None of the images I took at f/11 were out of focus at f/2.8 and 1m. 

The situation improves at 2m but if you are looking to crush the bokeh at f/2.8  and 2m you still need to be concerned with getting pretty near to spot on focus. The following image was in focus but if the rangefinder alignment was any worse I would have called it out of focus (3) 

By f/5.6, even at 2m using a 50mm lens, you are back to having a good degree of latitude with your rangefinder patch alignment. The image below is sharp. 

At f/11 and 2m. there were no out-of-focus images.

At 4m, even if you want to shoot at f/2.8 with your 50mm lens, you can be pretty sloppy with your focusing and still get a sharp image as shown below.


This test proved my theory that because zone focusing works there has to be some latitude in how close we need to align the rangefinder patch and still get a sharp image. This test showed me that I was too worried about obtaining critical focus in many situations.

After doing this test, I did a few additional tests and learned that if I wasn’t shooting wide open or at near focusing distance, I could pretty much take a first swipe of the focusing tab…get things mostly lined up…and get a sharp image. Unless I am shooting wide open and close focusing distances I no longer go back and forth with the focusing patch. I found that if I was stopped down just a little, I could skip all of the back and forth getting the focusing patch perfectly lined up. In a day I spent practicing,  I was fast and had a very high percentage of sharp images (4).

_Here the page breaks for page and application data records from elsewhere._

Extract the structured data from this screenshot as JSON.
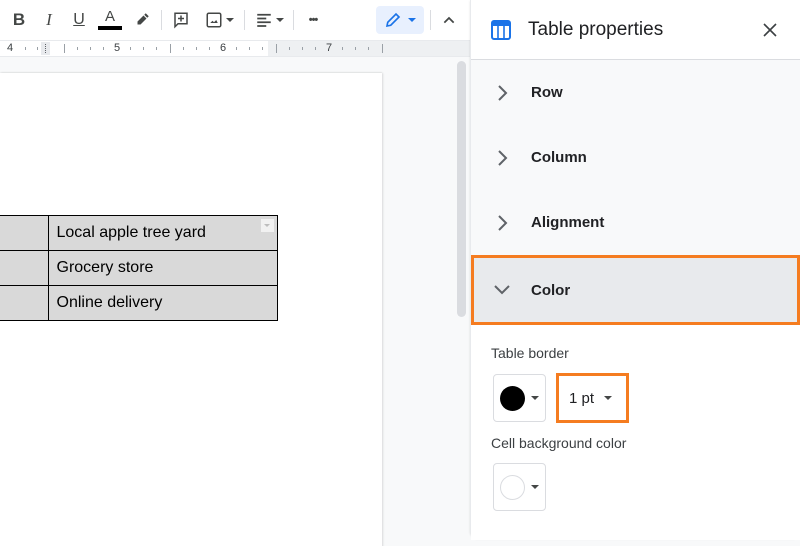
{
  "toolbar": {
    "bold": "B",
    "italic": "I",
    "underline": "U",
    "text_color": "A",
    "text_color_value": "#000000",
    "more": "•••"
  },
  "ruler": {
    "numbers": [
      "4",
      "5",
      "6",
      "7"
    ]
  },
  "document": {
    "table_rows": [
      {
        "col1": "",
        "col2": "Local apple tree yard"
      },
      {
        "col1": "",
        "col2": "Grocery store"
      },
      {
        "col1": "",
        "col2": "Online delivery"
      }
    ]
  },
  "panel": {
    "title": "Table properties",
    "sections": [
      {
        "label": "Row",
        "expanded": false
      },
      {
        "label": "Column",
        "expanded": false
      },
      {
        "label": "Alignment",
        "expanded": false
      },
      {
        "label": "Color",
        "expanded": true
      }
    ],
    "color": {
      "table_border_label": "Table border",
      "border_color": "#000000",
      "border_width": "1 pt",
      "cell_bg_label": "Cell background color",
      "cell_bg_color": "#ffffff"
    }
  },
  "colors": {
    "accent": "#1a73e8",
    "highlight": "#f57c20",
    "mode_button_bg": "#e8f0fe"
  }
}
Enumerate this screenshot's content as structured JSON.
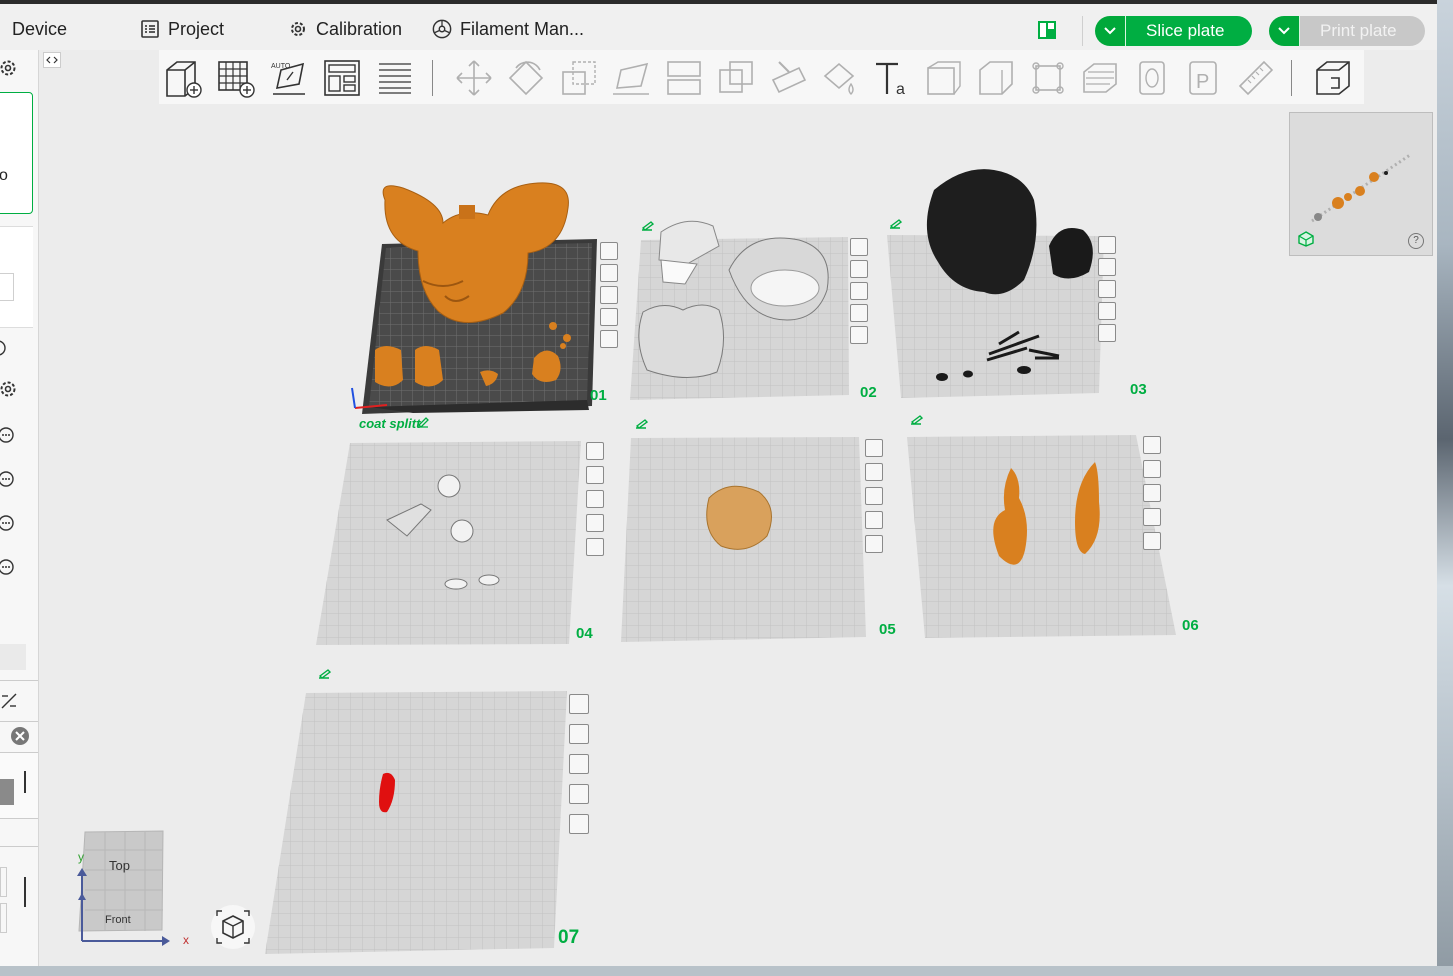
{
  "menu": {
    "device": "Device",
    "project": "Project",
    "calibration": "Calibration",
    "filament": "Filament Man..."
  },
  "actions": {
    "slice": "Slice plate",
    "print": "Print plate"
  },
  "plates": {
    "p1": "01",
    "p1_name": "coat splitt",
    "p2": "02",
    "p3": "03",
    "p4": "04",
    "p5": "05",
    "p6": "06",
    "p7": "07"
  },
  "viewcube": {
    "top": "Top",
    "front": "Front",
    "axis_x": "x",
    "axis_y": "y"
  },
  "sidebar": {
    "partial_letter": "o"
  },
  "thumbnail": {
    "help": "?"
  },
  "colors": {
    "accent": "#00ae42",
    "filament_orange": "#d9801f",
    "filament_black": "#1e1e1e",
    "filament_white": "#e8e8e8",
    "filament_tan": "#d9a15c",
    "filament_red": "#e01010",
    "bed_grey": "#d4d4d4"
  }
}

Take-home messages:

  1. You don’t always need to perfectly focus with the rangefinder to get a good image. Unless you are shooting wide open, with a 50mm lens or longer, and you are shooting at a near focusing distance, your rangefinder patch doesn’t need to be perfectly aligned. 
  2. If, however, you are shooting wide open at 50mm (or longer) focusing is critical and there is very little room for error. This test was done at f/2.8. I have no idea how anyone can reliably focus a 50mm lens rangefinder camera at faster than f/2 unless you are shooting parked cars and garden gnomes. As a corollary, I still don’t understand how anyone is supposed to shoot a telephoto lens on a rangefinder anywhere near wide open at a close focusing distance. In my opinion,  there are better tools. 
  3. Film is even more forgiving than digital (5). If you shoot film, I would expect that you will have even more latitude with your focusing patch. Shooting 800 speed, grainy, film? Please don’t stress about focusing, just shoot. 
  4. With a 28mm lens,  stopped down even a little bit,  you have a point-and-shoot camera. There is a lot of latitude for error. 
  5. If you are having vision issues, as I am, understanding the latitude I can have with focusing relieves some of the stress I had around seeing the focusing patch. My vision issues aren’t terrible. At least not yet. Your eyes and stress level about your age and your vision may be different.  

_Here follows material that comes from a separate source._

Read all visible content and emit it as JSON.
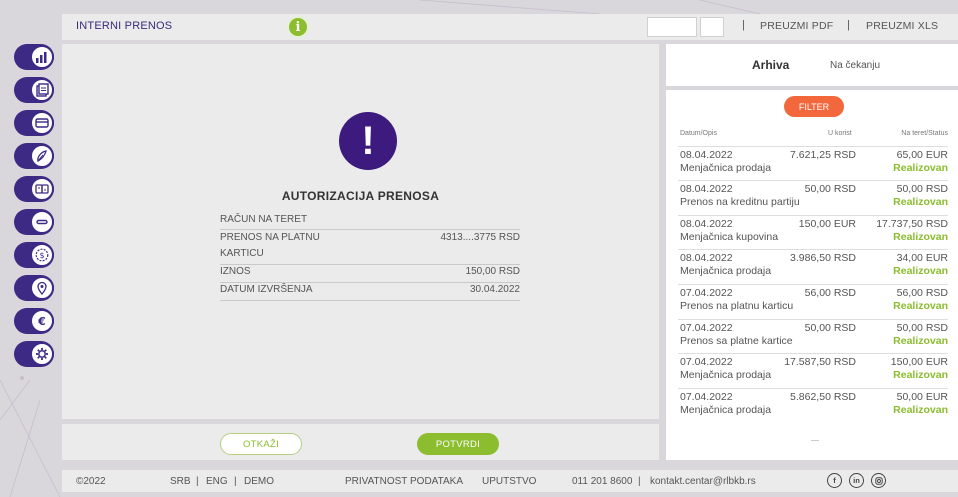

1.  If you are reading this, I am assuming that you already know what zone focusing is and how it works. If not, I refer you to this post.  

2. Someone smarter than I will/can/should come up with a better name for what I am describing. If that is you, please contact me. I will update this post. I am not attached to the term “reverse zone focusing.” I almost hope it doesn’t stick. It sounds stupid. 

3. If you are wondering why the images of the rangefinder patch are so bad in this series, that is a user error. I forgot that the rangefinder doesn’t work like an SLR. You need to change the focus every time you change the distance of the subject to the camera. Your eye needs to accommodate for that difference as well. That is why people with vision issues have so much trouble with rangefinder cameras. Conversely, with SLR and mirrorless cameras your eye focuses on only one point in space. 

4. Yes. I very much feel like a clown tooting my horn but I am only tooting my horn because you can do this too. Anyone can. I am not special. I can’t even see that well anymore. 

5. I always remind people that the Konica M-Hexanon lenses don’t even focus properly on Leica cameras but the film guys in the forums never even knew there was a problem